New Kickstarter comic Beef Bros combines '80s action aesthetics with solidarity politics
Like so many other industries, comic books have been hit hard by COVID-19. When lockdowns first began in March, the industry's primary distributor shut down operations, resulting in a months-long period of no new comics. Though publication has since resumed, there are lasting logistical changes (for instance, DC Comics now releases new issues on Tuesdays instead of Wednesdays, since it has moved to a different distributor), as well as a newfound understanding that the whole system is more fragile than it appears. But this time of upheaval has also created opportunity. When the industry shut down, comic creators took initiative, modifying their work for webcomic formats and turning to Kickstarter for funding. Although comic projects have been raising money on Kickstarter for years, 2020 has seen a definite uptick in fascinating new projects that might never have made their way through the development system of the big publishers. The latest comic to launch a Kickstarter campaign is Beef Bros, and it wants to use colorful '80s aesthetics in service of community politics.
"Seeing the flood of Kickstarter projects in the past few months has been creatively really invigorating and encouraging," writer Aubrey Sitterson tells EW. "On the one hand, you had all this dire doom-and-gloom when the direct market shut down for months. It was a drastic thing where everybody thought, 'This is the end of the comic industry in America.' What happened instead was it sort of bounced back. People who have never been involved with Kickstarter are starting these things up. It's a brand-new way to connect directly with the audience, which is what I think all artists want: to find a way to fund our work and get it made and get it in the hands of fans."

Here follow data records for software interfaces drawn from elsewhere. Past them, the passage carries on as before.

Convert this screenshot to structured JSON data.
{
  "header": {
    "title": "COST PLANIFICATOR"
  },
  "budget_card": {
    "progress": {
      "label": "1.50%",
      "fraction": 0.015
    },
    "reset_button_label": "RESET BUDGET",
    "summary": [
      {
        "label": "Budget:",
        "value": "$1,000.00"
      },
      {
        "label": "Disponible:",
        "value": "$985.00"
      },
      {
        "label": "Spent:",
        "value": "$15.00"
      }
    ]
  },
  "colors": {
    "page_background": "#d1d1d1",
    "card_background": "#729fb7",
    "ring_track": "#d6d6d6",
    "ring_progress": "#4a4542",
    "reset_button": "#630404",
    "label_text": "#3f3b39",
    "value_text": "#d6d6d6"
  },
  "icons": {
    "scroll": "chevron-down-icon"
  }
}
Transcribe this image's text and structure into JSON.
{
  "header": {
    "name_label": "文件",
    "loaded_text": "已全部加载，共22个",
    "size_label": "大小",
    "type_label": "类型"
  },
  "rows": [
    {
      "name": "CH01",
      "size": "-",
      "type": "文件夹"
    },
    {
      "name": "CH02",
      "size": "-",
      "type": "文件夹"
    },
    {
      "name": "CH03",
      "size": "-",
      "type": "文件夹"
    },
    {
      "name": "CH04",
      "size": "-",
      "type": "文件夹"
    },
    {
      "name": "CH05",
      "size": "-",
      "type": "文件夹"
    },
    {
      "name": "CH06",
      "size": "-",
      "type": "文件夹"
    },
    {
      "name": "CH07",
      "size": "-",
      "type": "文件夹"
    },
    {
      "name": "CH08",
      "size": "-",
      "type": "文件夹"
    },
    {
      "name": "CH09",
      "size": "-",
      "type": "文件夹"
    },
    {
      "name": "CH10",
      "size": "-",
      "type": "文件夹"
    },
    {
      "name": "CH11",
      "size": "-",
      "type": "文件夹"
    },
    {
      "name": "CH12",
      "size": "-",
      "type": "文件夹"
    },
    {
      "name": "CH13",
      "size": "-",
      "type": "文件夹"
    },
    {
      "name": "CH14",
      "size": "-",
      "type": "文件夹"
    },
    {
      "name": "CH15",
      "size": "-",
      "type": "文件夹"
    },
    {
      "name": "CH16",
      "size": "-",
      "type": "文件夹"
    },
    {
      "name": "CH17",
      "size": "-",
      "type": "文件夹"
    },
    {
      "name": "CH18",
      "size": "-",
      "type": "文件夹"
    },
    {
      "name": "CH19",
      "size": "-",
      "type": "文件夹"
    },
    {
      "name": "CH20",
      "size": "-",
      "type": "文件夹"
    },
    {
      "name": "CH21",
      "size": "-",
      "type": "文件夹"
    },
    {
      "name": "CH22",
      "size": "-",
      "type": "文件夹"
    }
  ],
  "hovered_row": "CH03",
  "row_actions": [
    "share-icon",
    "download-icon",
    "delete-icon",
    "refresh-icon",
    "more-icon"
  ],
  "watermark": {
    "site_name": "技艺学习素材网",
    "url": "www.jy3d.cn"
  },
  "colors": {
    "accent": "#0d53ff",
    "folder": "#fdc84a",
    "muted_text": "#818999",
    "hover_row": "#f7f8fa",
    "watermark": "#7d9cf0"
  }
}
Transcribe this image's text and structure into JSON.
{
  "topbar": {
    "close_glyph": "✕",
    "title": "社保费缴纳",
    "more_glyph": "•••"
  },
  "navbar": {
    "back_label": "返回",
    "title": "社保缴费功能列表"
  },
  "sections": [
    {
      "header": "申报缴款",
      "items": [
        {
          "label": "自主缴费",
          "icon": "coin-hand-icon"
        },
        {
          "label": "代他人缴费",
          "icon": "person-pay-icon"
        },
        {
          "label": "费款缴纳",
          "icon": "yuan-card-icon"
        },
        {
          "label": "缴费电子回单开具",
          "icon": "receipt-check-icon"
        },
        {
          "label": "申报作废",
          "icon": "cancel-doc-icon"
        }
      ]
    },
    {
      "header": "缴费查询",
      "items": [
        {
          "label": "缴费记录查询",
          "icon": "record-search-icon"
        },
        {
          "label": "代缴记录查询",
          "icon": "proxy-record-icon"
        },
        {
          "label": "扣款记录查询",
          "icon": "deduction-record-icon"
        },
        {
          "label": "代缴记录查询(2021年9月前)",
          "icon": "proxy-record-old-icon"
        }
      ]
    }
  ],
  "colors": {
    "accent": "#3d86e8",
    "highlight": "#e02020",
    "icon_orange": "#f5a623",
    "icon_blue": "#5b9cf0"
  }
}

Created by Sitterson and artist Tyrell Cannon, with colors by Fico Ossio and lettering by Taylor Esposito, Beef Bros is "a revolutionary, leftist take on superheroes," to quote the Kickstarter page. Five pages are available now, which you can find below or on the Kickstarter page, and they find the titular brothers (Huey and Ajax Beef) protecting a homeless man from violent police officers. If the project reaches its fundraising goal, the creative team will finish a full 32-page comic of Beef Bros, with hopes of more to come if there's enough interest.
Cannon is no stranger to Kickstarter. While Beef Bros is Sitterson's first comic project on the fundraising platform (he's previously published No One Left to Fight through Dark Horse and The Comic Book Story of Professional Wrestling through Penguin Random House), Cannon has already funded several projects through Kickstarter. His latest, Eris, is a sci-fi story set in a dystopian future defined by intense inequality. Cannon and Sitterson decided to collaborate on Beef Bros because of their shared interest in '80s video games and action movies and a shared distaste for the often-reactionary politics of such art.
"We started off by just saying, 'Well, what is this stuff you're into?' I think I had just finished up an 'Inktober' drawing based on the Doom video games, and Aubrey had seen that," Cannon tells EW. "So then we were talking about Street Fighter and '80s movies like Bill & Ted and we were just like, 'Oh man, if we could just get something like that!' The big things for me were I wanted to have these sort of idealized male muscle guys that we saw a lot in our childhood, but then infused with something that's a little more positive and a little more about community, and a little less about working for the government or the superhero team. We wanted it to be more about the people around them and how they can help those people. The other thing that was a key for me when we first started talking was how in something like Bill & Ted, they're not trying to tell anybody how to live their lives, they're just being excellent to each other."
For Sitterson, Beef Bros is an homage to an earlier era of superheroes who were more rooted in working-class values and experiences rather than serving corporate monoliths.
"A big starting point for me was the fact that so much of what I love in entertainment and pop culture has really ugly underpinnings and foundations," Sitterson says. "Superheroes originally began as very populist, working-class heroes, and that's who they were typically created by: working-class Jewish guys from New York. But they have very much evolved into super-cops who work for the government and are authoritarian. Wrestling is one of my favorite things, but at its heart it is an exploitive business. The same is true for action movies, right? It's hard to find a big cool action movie that doesn't take as a starting point some really unsavory stuff, whether it's what that action hero's goal is or how they treat other people."
By contrast, the brothers Beef are himbo heroes who just want everybody to live together in peace. That's why they take the side of a poor unhoused person when they find police taking advantage of his helplessness.
"They don't need theorizing and they don't need PhDs to understand this stuff because it's all really simple ideas that people work best when they work together," Sitterson says. "Humanity's natural state isn't competition, it's cooperation. That's the one thing they believe, and because of that belief, they love each other and they love everybody else. That was the mission statement: It was taking all the stuff we love about mediums and genres that can be kind of cringe-inducing, and put them in service of what we see as pretty foundational moral and ethical ideas."
Check out the first five pages of Beef Bros below. If you want to see more, support the Kickstarter campaign here, and keep your eyes out for more cool projects to come out of the platform.